Guest Opinion: Marketing to women — where industries fall short
By Sasha Veenstra | Business development, Conference Event Management
As a previous guest opinion writer shared, 95 percent of women are financial decision makers, 84 percent of married women are either solely or jointly responsible for household financial decisions, and within the next decade, women will control more than two-thirds of the nation’s wealth. These are astounding statistics, which leaves me perplexed as to why industries aren’t marketing more toward women.
This enormous shift in wealth and purchasing power by women hasn’t happened overnight. The percentage of female senior executives, business owners and entrepreneurs who are accumulating sizable assets and wealth is rising significantly. College campuses are nearly 60 percent female. Baby boomer women stand to inherit wealth twice in the coming years – first from their parents and in-laws and then from the husbands they will statistically outlive. These numbers have been in front of us for some time and yet many industries are struggling to connect and effectively market to women.
Regardless of the industry, there are a few common reasons for this disconnect.
In my financial services experience, women view money differently than men. Many women aren’t focused on accumulating wealth but view money as a way to care for their families, improve their lives and find security. By focusing on these aspects, you may have more success in marketing any product or service to women.
They don’t want to be “talked at.” They want to be “talked with.” The type of service and communication is extremely important to effectively connecting with women. Skip the fancy graphics and catchy slogans and just tell them what your product does and why it meets their needs. Business is a partnership to women. Actively listen and build a rapport with them and you’ll have a lifelong customer.

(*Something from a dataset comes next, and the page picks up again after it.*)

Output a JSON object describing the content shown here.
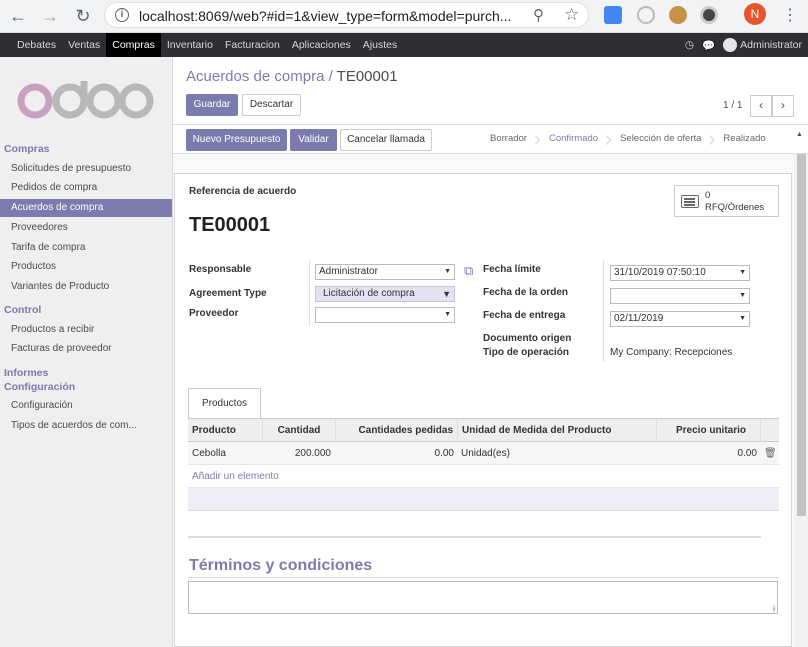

Avoid the pink! Likely the single most important rule to marketing to women is to not generalize the entire gender. Women can be a mom, a wife, a single parent, a widow, an entrepreneur, a doctor, etc. Women are diverse with different life experiences, needs and expectations. Generalizing women in any one category can absolutely hinder your ability to connect with and market to them.
This past Super Bowl Sunday, many of us tuned in to watch the big game but also to watch the highly anticipated commercials. I challenge you to reflect on these commercials and ask yourself who was their target audience and did they hit the mark.
Sasha Veenstra leads business development for Conference Event Management, which helps companies achieve their goals and improve productivity.